▸ Exercise objective
Using the data beneath, show every line that includes the word "chart".

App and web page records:
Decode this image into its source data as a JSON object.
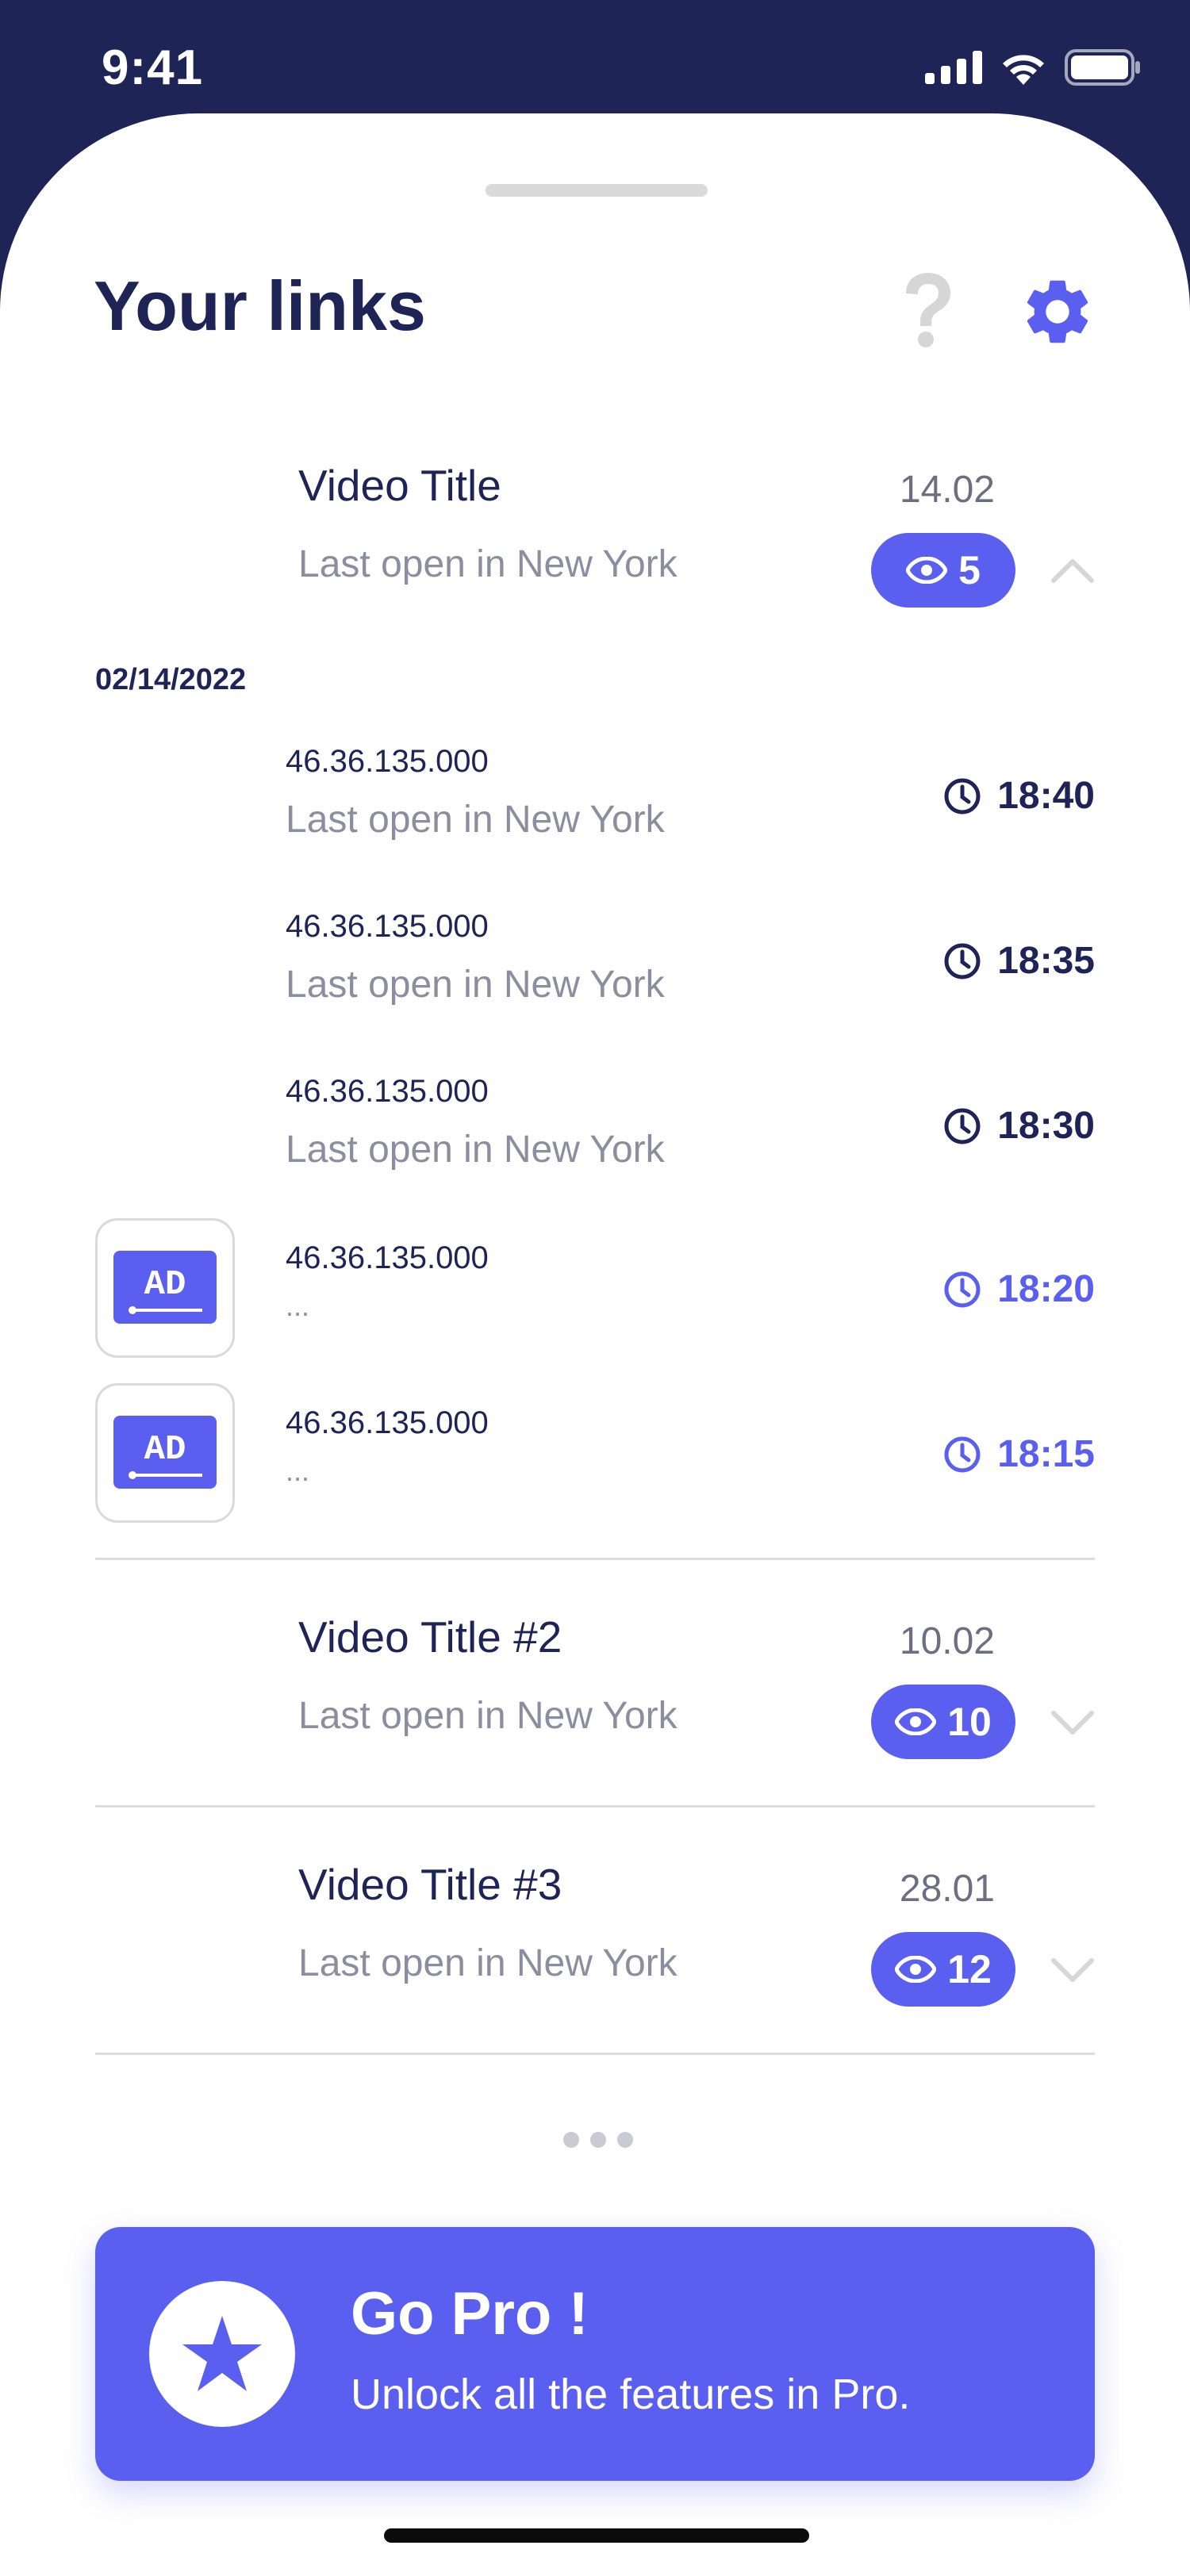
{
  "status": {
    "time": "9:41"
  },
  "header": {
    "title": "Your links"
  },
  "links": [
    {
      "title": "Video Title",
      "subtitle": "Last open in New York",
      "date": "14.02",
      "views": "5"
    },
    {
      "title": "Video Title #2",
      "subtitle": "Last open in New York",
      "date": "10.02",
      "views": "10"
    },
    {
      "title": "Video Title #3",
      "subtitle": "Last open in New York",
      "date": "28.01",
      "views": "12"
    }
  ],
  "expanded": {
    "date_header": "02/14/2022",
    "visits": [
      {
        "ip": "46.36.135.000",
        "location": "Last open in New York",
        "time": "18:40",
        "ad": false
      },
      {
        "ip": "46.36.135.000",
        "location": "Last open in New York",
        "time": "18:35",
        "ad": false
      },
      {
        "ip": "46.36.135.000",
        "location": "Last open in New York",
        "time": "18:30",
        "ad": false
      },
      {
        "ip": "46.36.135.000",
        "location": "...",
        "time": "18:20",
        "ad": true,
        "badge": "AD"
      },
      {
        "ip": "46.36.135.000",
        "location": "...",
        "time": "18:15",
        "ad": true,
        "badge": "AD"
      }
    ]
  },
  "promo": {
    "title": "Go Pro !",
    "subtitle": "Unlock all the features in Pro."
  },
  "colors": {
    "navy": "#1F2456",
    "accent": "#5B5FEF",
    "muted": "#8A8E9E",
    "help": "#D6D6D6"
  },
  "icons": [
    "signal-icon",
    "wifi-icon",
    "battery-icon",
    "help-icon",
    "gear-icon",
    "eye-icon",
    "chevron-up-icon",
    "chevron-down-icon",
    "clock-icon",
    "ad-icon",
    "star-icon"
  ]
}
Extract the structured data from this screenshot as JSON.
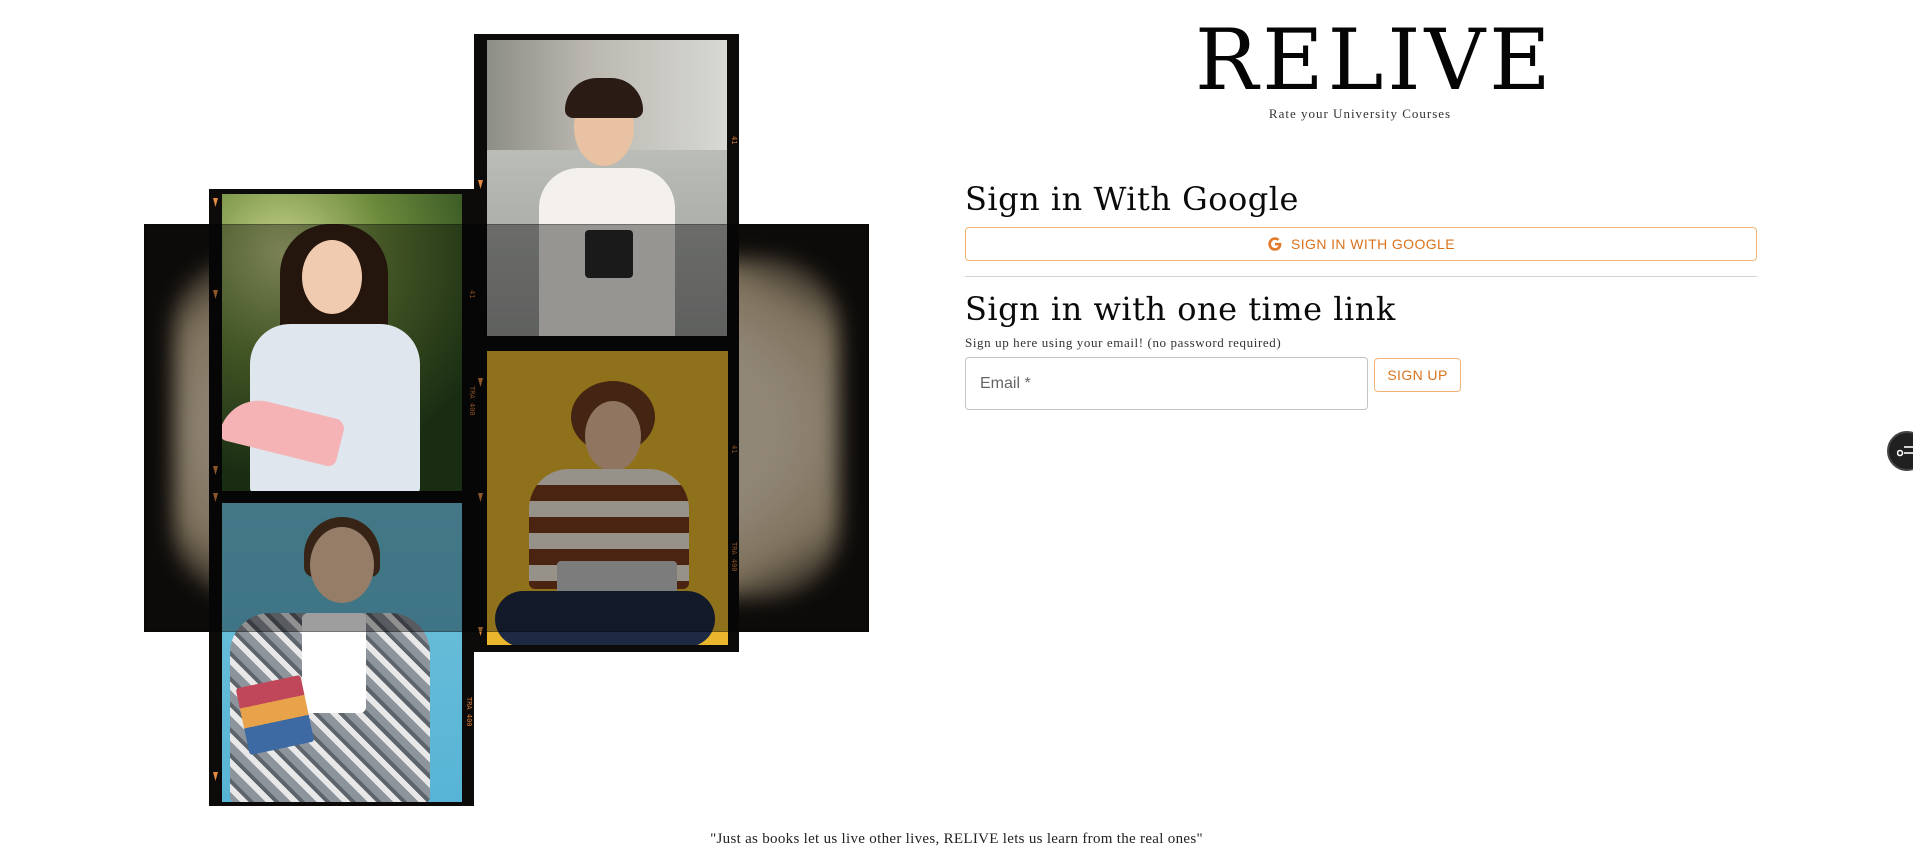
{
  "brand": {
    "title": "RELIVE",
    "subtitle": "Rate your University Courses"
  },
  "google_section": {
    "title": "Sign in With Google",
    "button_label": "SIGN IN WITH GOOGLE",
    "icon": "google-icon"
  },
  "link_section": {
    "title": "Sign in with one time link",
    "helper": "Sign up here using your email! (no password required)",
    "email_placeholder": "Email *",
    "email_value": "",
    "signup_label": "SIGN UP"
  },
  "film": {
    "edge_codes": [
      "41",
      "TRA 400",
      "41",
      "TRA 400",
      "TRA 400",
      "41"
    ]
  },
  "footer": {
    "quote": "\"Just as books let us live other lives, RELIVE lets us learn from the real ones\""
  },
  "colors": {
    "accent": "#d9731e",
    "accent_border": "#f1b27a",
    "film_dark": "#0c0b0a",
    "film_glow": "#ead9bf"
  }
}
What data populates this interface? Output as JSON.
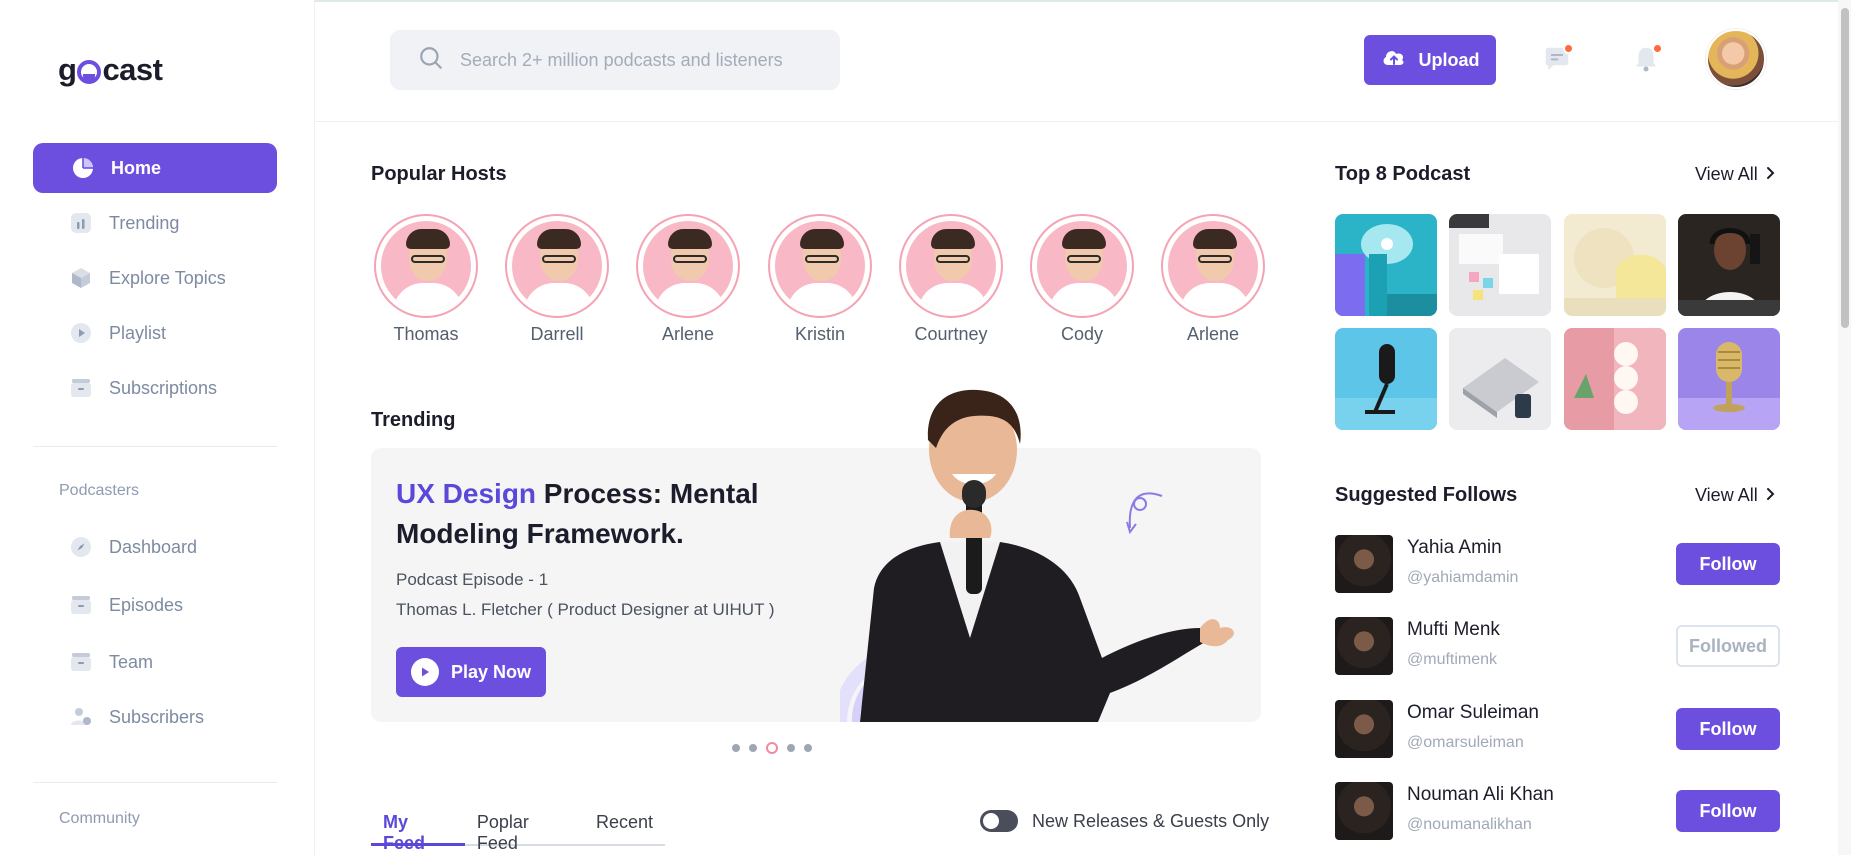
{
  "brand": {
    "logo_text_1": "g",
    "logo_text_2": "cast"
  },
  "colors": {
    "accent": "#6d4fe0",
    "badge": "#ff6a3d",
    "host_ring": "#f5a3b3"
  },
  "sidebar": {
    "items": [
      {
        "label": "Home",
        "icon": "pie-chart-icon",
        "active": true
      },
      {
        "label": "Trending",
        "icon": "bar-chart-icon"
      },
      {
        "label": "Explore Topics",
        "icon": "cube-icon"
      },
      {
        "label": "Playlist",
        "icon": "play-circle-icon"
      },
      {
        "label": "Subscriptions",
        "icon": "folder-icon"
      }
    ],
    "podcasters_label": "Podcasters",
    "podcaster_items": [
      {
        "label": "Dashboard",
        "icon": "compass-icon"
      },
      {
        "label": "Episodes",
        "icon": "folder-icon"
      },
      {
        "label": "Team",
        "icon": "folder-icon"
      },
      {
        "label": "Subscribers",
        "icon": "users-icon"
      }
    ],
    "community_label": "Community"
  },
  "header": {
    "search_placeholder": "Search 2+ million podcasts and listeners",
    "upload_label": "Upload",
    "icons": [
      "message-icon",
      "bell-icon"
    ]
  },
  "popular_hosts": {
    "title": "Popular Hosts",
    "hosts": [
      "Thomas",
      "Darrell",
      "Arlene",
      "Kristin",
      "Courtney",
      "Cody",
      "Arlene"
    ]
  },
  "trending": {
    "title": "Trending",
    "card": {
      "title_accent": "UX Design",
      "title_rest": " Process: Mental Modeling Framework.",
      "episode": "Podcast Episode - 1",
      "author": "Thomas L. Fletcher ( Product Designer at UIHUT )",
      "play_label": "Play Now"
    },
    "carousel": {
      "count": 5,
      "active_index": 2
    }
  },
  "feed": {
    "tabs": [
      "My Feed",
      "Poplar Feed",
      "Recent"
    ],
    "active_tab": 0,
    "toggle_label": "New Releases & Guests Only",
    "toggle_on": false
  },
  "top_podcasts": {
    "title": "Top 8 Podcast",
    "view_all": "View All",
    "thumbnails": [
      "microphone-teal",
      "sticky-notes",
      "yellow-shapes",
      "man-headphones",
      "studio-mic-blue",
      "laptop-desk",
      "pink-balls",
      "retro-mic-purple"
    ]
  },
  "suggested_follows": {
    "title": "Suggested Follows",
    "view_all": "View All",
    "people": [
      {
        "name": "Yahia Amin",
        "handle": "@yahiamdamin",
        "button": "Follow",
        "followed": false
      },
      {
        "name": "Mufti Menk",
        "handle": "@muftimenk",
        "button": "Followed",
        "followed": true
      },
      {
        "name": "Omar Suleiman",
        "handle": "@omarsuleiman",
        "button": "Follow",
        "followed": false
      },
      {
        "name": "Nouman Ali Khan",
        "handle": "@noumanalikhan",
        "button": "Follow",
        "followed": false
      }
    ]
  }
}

▸ Solution to the exercise
        "icon": "pie-chart-icon",
        "icon": "bar-chart-icon"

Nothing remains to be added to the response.